If bald eagles around the United States get the feeling they're being watched, they won't be suffering from paranoia or an inflated ego.
For the next two weeks, the national bird of the United States will be receiving special attention from a swarm of researchers and citizen scientists in the air, on land and in the water.
The 34th annual Midwinter Bald Eagle Survey kicked off on Wednesday. During the bird census, hundreds of volunteers throughout the lower 48 states will join forces with federal, state and advocacy organization scientists to collect data on these once-nearly-extinct birds along 740 established survey routes.
Forty-four percent of the surveys conducted through Jan. 18 will be from vehicles, 18 percent from fixed-wing aircraft, 8 percent from boats and 7 percent from helicopters.
"The power of this survey is continuity," said 2012 national survey coordinator Wade Eakle, an ecologist for the U.S. Army Corps of Engineers. "We have a lot of confidence in what we can now say about the status of wintering bald eagles in the United States."
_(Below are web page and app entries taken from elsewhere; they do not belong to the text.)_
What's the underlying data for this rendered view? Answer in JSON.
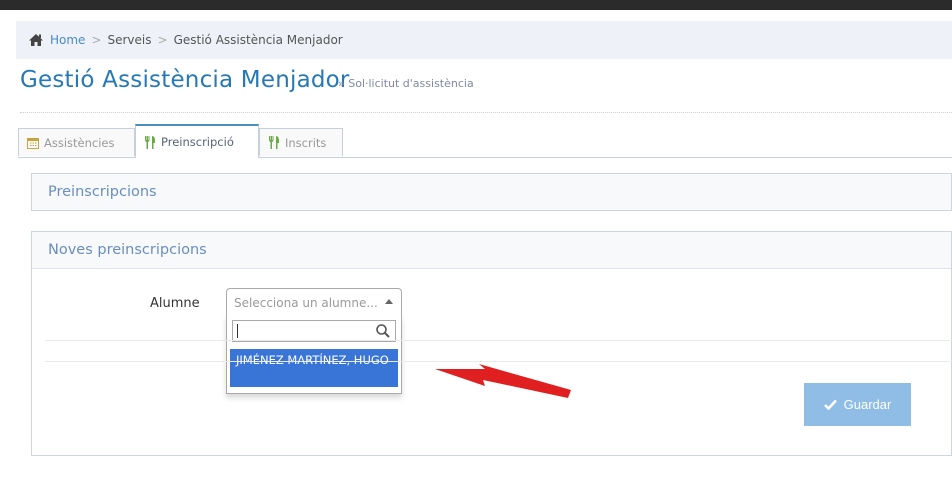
{
  "breadcrumb": {
    "home": "Home",
    "separator": ">",
    "items": [
      "Serveis",
      "Gestió Assistència Menjador"
    ]
  },
  "header": {
    "title": "Gestió Assistència Menjador",
    "subtitle": "» Sol·licitut d'assistència"
  },
  "tabs": [
    {
      "label": "Assistències",
      "icon": "calendar-icon",
      "active": false
    },
    {
      "label": "Preinscripció",
      "icon": "cutlery-icon",
      "active": true
    },
    {
      "label": "Inscrits",
      "icon": "cutlery-icon",
      "active": false
    }
  ],
  "panels": {
    "preinscripcions": {
      "title": "Preinscripcions"
    },
    "noves": {
      "title": "Noves preinscripcions"
    }
  },
  "form": {
    "alumne_label": "Alumne",
    "select_placeholder": "Selecciona un alumne...",
    "search_value": "",
    "options": [
      "JIMÉNEZ MARTÍNEZ, HUGO"
    ]
  },
  "actions": {
    "save_label": "Guardar"
  },
  "colors": {
    "accent": "#2679b5",
    "tab_active_border": "#4c8fbd",
    "option_highlight": "#3875d7",
    "save_button": "#8fbde5",
    "annotation_arrow": "#e02020",
    "icon_green": "#69aa46"
  }
}
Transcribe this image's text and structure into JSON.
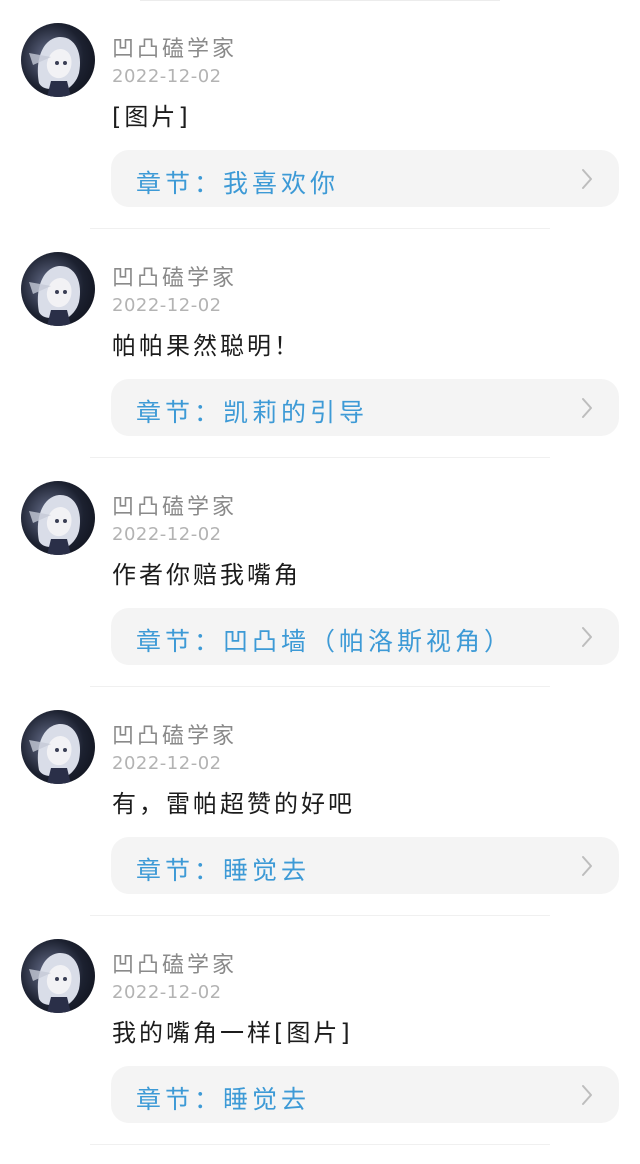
{
  "comments": [
    {
      "username": "凹凸磕学家",
      "date": "2022-12-02",
      "content": "[图片]",
      "chapter_label": "章节：我喜欢你"
    },
    {
      "username": "凹凸磕学家",
      "date": "2022-12-02",
      "content": "帕帕果然聪明！",
      "chapter_label": "章节：凯莉的引导"
    },
    {
      "username": "凹凸磕学家",
      "date": "2022-12-02",
      "content": "作者你赔我嘴角",
      "chapter_label": "章节：凹凸墙（帕洛斯视角）"
    },
    {
      "username": "凹凸磕学家",
      "date": "2022-12-02",
      "content": "有，雷帕超赞的好吧",
      "chapter_label": "章节：睡觉去"
    },
    {
      "username": "凹凸磕学家",
      "date": "2022-12-02",
      "content": "我的嘴角一样[图片]",
      "chapter_label": "章节：睡觉去"
    }
  ],
  "icons": {
    "chevron": "chevron-right-icon",
    "avatar": "anime-avatar"
  },
  "colors": {
    "chapter_text": "#3d9ad6",
    "chapter_card_bg": "#f4f4f4",
    "username": "#8a8a8a",
    "date": "#b3b3b3",
    "content": "#1c1c1c"
  }
}
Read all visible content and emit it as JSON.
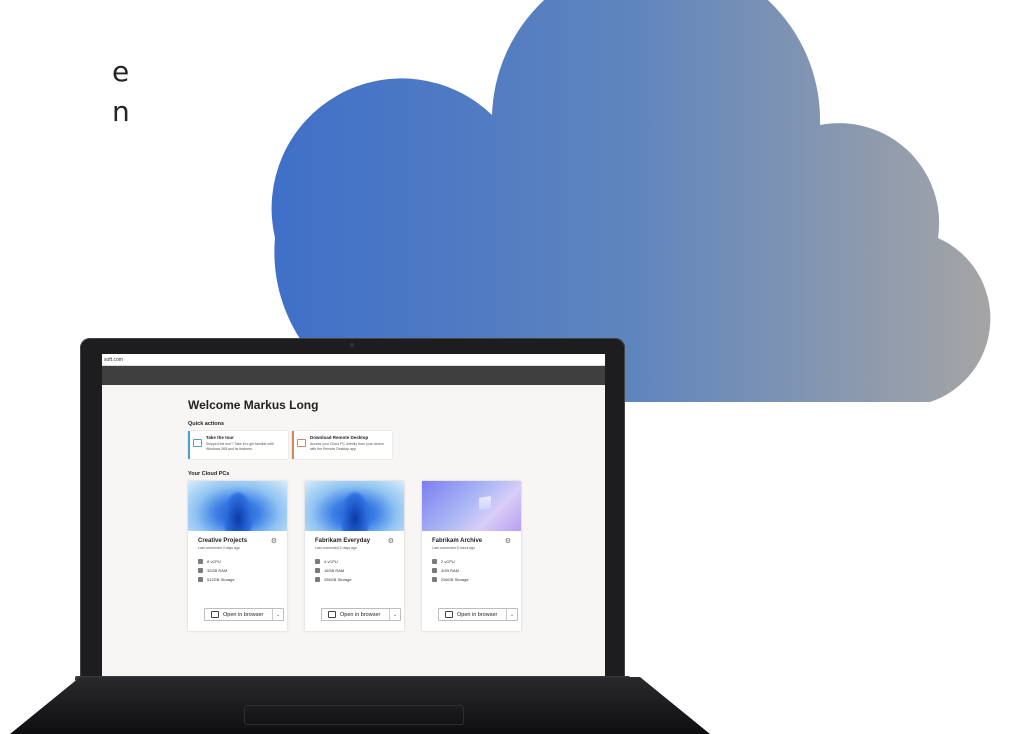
{
  "headline": {
    "line1": "e",
    "line2": "n"
  },
  "colors": {
    "cloud_left": "#3f6fc8",
    "cloud_right": "#a5a5a5",
    "topbar": "#3f3f3f",
    "tour_accent": "#4aa3c8",
    "download_accent": "#d28a5c"
  },
  "browser": {
    "url": "soft.com"
  },
  "page": {
    "welcome": "Welcome Markus Long",
    "quick_actions_title": "Quick actions",
    "quick_actions": [
      {
        "title": "Take the tour",
        "description": "Skipped the tour? Take it to get familiar with Windows 365 and its features.",
        "icon": "chat-icon"
      },
      {
        "title": "Download Remote Desktop",
        "description": "Access your Cloud PC directly from your device with the Remote Desktop app.",
        "icon": "monitor-icon"
      }
    ],
    "cloud_pcs_title": "Your Cloud PCs",
    "cloud_pcs": [
      {
        "name": "Creative Projects",
        "last": "Last connected 4 days ago",
        "cpu": "8 vCPU",
        "ram": "32GB RAM",
        "storage": "512GB Storage",
        "open_label": "Open in browser"
      },
      {
        "name": "Fabrikam Everyday",
        "last": "Last connected 2 days ago",
        "cpu": "4 vCPU",
        "ram": "16GB RAM",
        "storage": "256GB Storage",
        "open_label": "Open in browser"
      },
      {
        "name": "Fabrikam Archive",
        "last": "Last connected 6 hours ago",
        "cpu": "2 vCPU",
        "ram": "4GB RAM",
        "storage": "256GB Storage",
        "open_label": "Open in browser"
      }
    ]
  }
}
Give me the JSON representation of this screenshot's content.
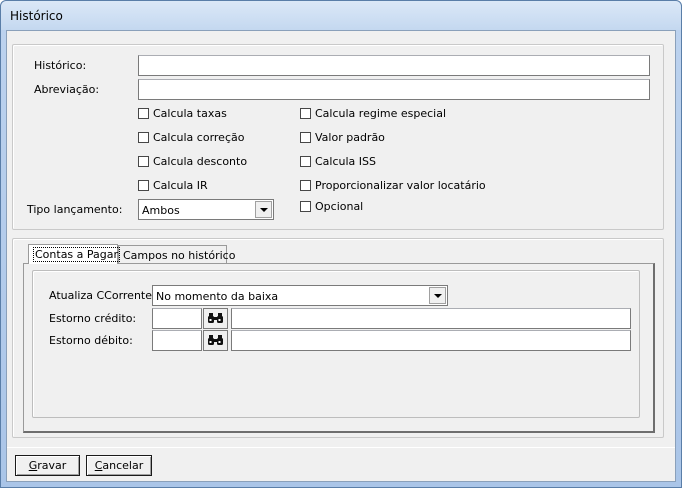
{
  "window": {
    "title": "Histórico"
  },
  "form": {
    "historico_label": "Histórico:",
    "historico_value": "",
    "abreviacao_label": "Abreviação:",
    "abreviacao_value": "",
    "checkboxes_left": [
      {
        "label": "Calcula taxas",
        "checked": false
      },
      {
        "label": "Calcula correção",
        "checked": false
      },
      {
        "label": "Calcula desconto",
        "checked": false
      },
      {
        "label": "Calcula IR",
        "checked": false
      }
    ],
    "checkboxes_right": [
      {
        "label": "Calcula regime especial",
        "checked": false
      },
      {
        "label": "Valor padrão",
        "checked": false
      },
      {
        "label": "Calcula ISS",
        "checked": false
      },
      {
        "label": "Proporcionalizar valor locatário",
        "checked": false
      },
      {
        "label": "Opcional",
        "checked": false
      }
    ],
    "tipo_label": "Tipo lançamento:",
    "tipo_value": "Ambos"
  },
  "tabs": [
    {
      "label": "Contas a Pagar",
      "active": true
    },
    {
      "label": "Campos no histórico",
      "active": false
    }
  ],
  "contas": {
    "atualiza_label": "Atualiza CCorrente:",
    "atualiza_value": "No momento da baixa",
    "estorno_credito_label": "Estorno crédito:",
    "estorno_credito_code": "",
    "estorno_credito_desc": "",
    "estorno_debito_label": "Estorno débito:",
    "estorno_debito_code": "",
    "estorno_debito_desc": ""
  },
  "buttons": {
    "gravar_first": "G",
    "gravar_rest": "ravar",
    "cancelar_first": "C",
    "cancelar_rest": "ancelar"
  }
}
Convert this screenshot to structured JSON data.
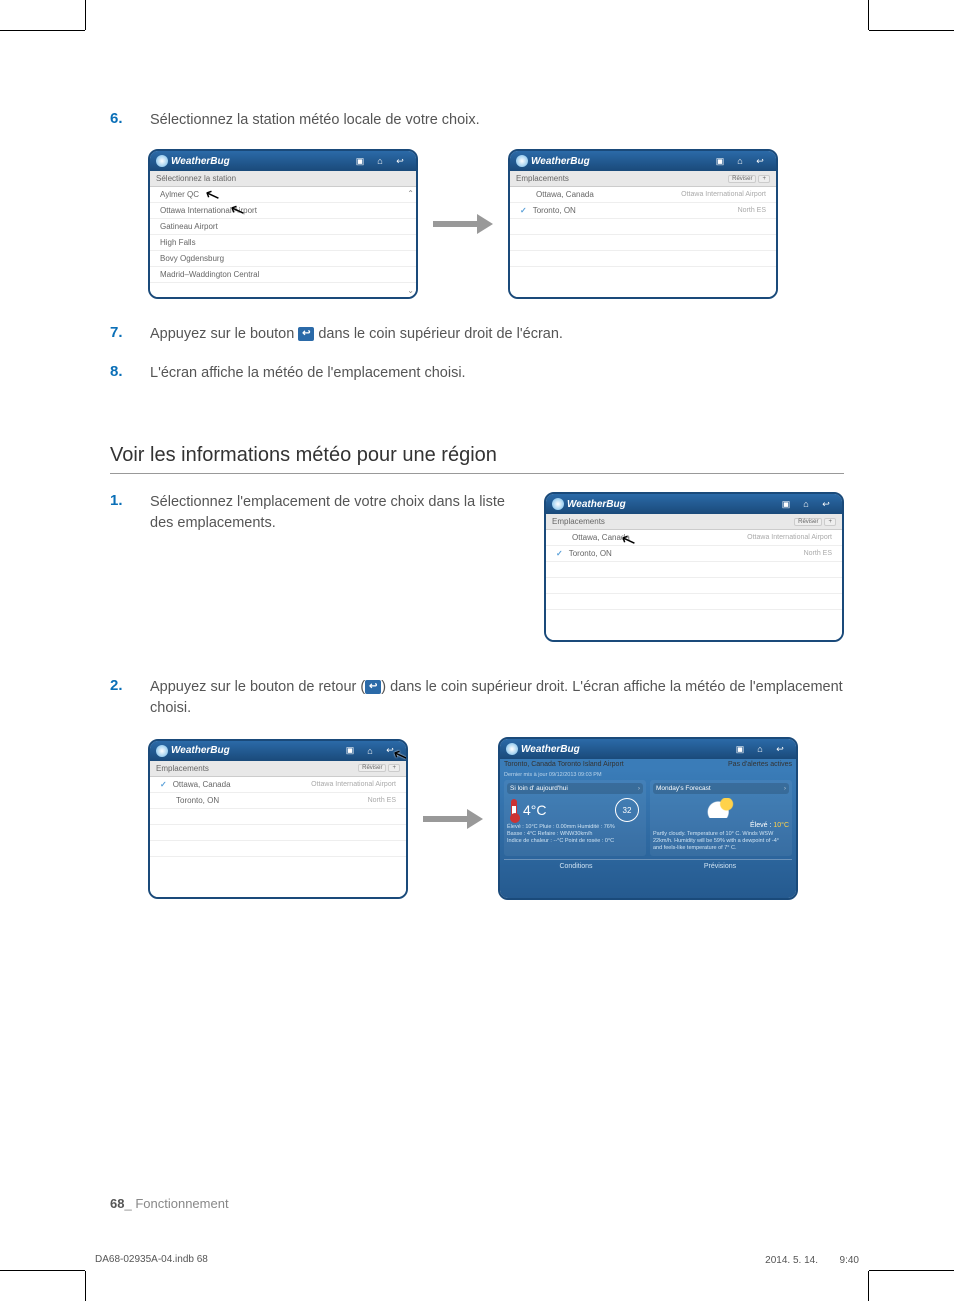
{
  "steps_a": [
    {
      "num": "6.",
      "text": "Sélectionnez la station météo locale de votre choix."
    },
    {
      "num": "7.",
      "text_before": "Appuyez sur le bouton ",
      "icon": "return-icon",
      "text_after": " dans le coin supérieur droit de l'écran."
    },
    {
      "num": "8.",
      "text": "L'écran affiche la météo de l'emplacement choisi."
    }
  ],
  "section_heading": "Voir les informations météo pour une région",
  "steps_b": [
    {
      "num": "1.",
      "text": "Sélectionnez l'emplacement de votre choix dans la liste des emplacements."
    },
    {
      "num": "2.",
      "text_before": "Appuyez sur le bouton de retour (",
      "icon": "return-icon",
      "text_after": ") dans le coin supérieur droit. L'écran affiche la météo de l'emplacement choisi."
    }
  ],
  "brand": "WeatherBug",
  "shot1": {
    "subheader": "Sélectionnez la station",
    "items": [
      "Aylmer QC",
      "Ottawa International Airport",
      "Gatineau Airport",
      "High Falls",
      "Bovy Ogdensburg",
      "Madrid–Waddington Central"
    ]
  },
  "shot_loc": {
    "subheader": "Emplacements",
    "revise": "Réviser",
    "plus": "+",
    "rows": [
      {
        "city": "Ottawa, Canada",
        "station": "Ottawa International Airport",
        "checked": false
      },
      {
        "city": "Toronto, ON",
        "station": "North ES",
        "checked": true
      }
    ]
  },
  "weather": {
    "location": "Toronto, Canada Toronto Island Airport",
    "no_alerts": "Pas d'alertes actives",
    "updated": "Dernier mis à jour 09/12/2013 09:03 PM",
    "left_title": "Si loin d' aujourd'hui",
    "temp": "4°C",
    "uv": "32",
    "high_label": "Élevé",
    "high_val": "10°C",
    "rain_label": "Pluie",
    "rain_val": "0.00mm",
    "humid_label": "Humidité",
    "humid_val": "76%",
    "low_label": "Basse",
    "low_val": "4°C",
    "refr_label": "Refaire",
    "refr_val": "WNW30km/h",
    "heat_label": "Indice de chaleur",
    "heat_val": "--°C",
    "dew_label": "Point de rosée",
    "dew_val": "0°C",
    "right_title": "Monday's Forecast",
    "forecast_label": "Élevé",
    "forecast_val": "10°C",
    "forecast_text": "Partly cloudy. Temperature of 10° C. Winds WSW 22km/h. Humidity will be 59% with a dewpoint of -4° and feels-like temperature of 7° C.",
    "tab_conditions": "Conditions",
    "tab_forecast": "Prévisions"
  },
  "footer": {
    "page": "68",
    "sep": "_",
    "label": "Fonctionnement"
  },
  "print": {
    "file": "DA68-02935A-04.indb   68",
    "stamp": "2014. 5. 14.    9:40"
  }
}
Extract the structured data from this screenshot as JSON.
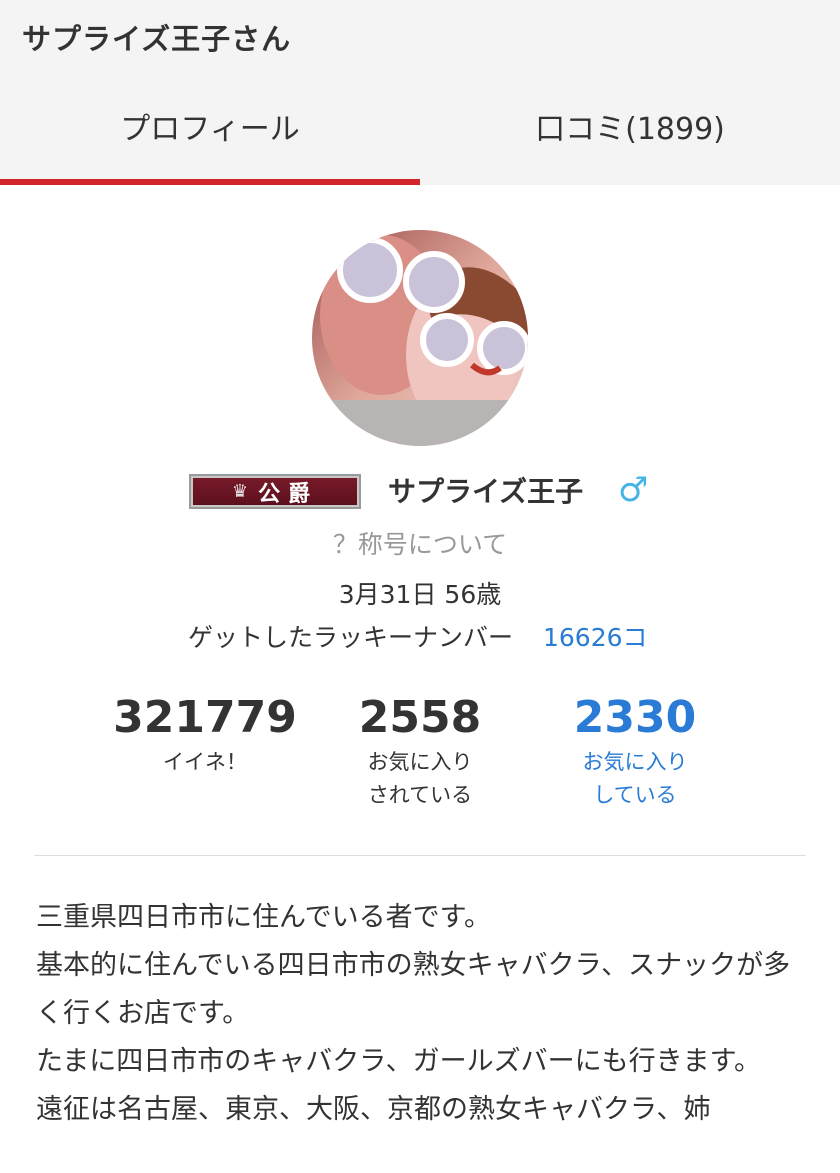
{
  "header": {
    "title": "サプライズ王子さん",
    "tabs": [
      {
        "label": "プロフィール",
        "active": true
      },
      {
        "label": "口コミ(1899)",
        "active": false
      }
    ],
    "accent_color": "#d0262b"
  },
  "profile": {
    "avatar_icon": "profile-photo",
    "rank_badge": {
      "label": "公爵",
      "icon": "crown-icon"
    },
    "username": "サプライズ王子",
    "gender_icon": "♂",
    "title_help": "？称号について",
    "birthday": "3月31日 56歳",
    "lucky_label": "ゲットしたラッキーナンバー",
    "lucky_value": "16626コ"
  },
  "stats": [
    {
      "value": "321779",
      "label_lines": [
        "イイネ！"
      ]
    },
    {
      "value": "2558",
      "label_lines": [
        "お気に入り",
        "されている"
      ]
    },
    {
      "value": "2330",
      "label_lines": [
        "お気に入り",
        "している"
      ],
      "link_color": "#2a7bd6"
    }
  ],
  "bio": [
    "三重県四日市市に住んでいる者です。",
    "基本的に住んでいる四日市市の熟女キャバクラ、スナックが多く行くお店です。",
    "たまに四日市市のキャバクラ、ガールズバーにも行きます。",
    "遠征は名古屋、東京、大阪、京都の熟女キャバクラ、姉"
  ]
}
The surveys began in 1979, a dozen years after legislation protected bald eagles as an endangered species. (That 1967 law was a precursor of the Endangered Species Act of 1973.)
In June 2007, the Department of the Interior took the bald eagle off the endangered species list, making it one of a handful of species to fight its way back from the brink of extinction.
The most recent population statistics, which cover the 10 years from 1986 to 2005, indicated an increase in bald eagles along 63 percent of the routes surveyed.
Each year the survey results are compiled to help create a long-term analysis of bald eagle population trends. A new 25-year trend analysis for the years 1986 to 2010 is due out this spring. Past survey results are available online.
The website will soon get an overhaul to make it more user-friendly, made possible by funding from the American Eagle Foundation.
The survey is a joint project of the American Eagle Foundation, the U.S. Geological Survey, the Army Corps of Engineers and the U.S. Fish and Wildlife Service.
Brian Millsap, national raptor coordinator for the Fish and Wildlife Service, said, "The information gathered on population trends and habitat is increasingly important to permitting decisions being made by the Service for renewable energy and other projects."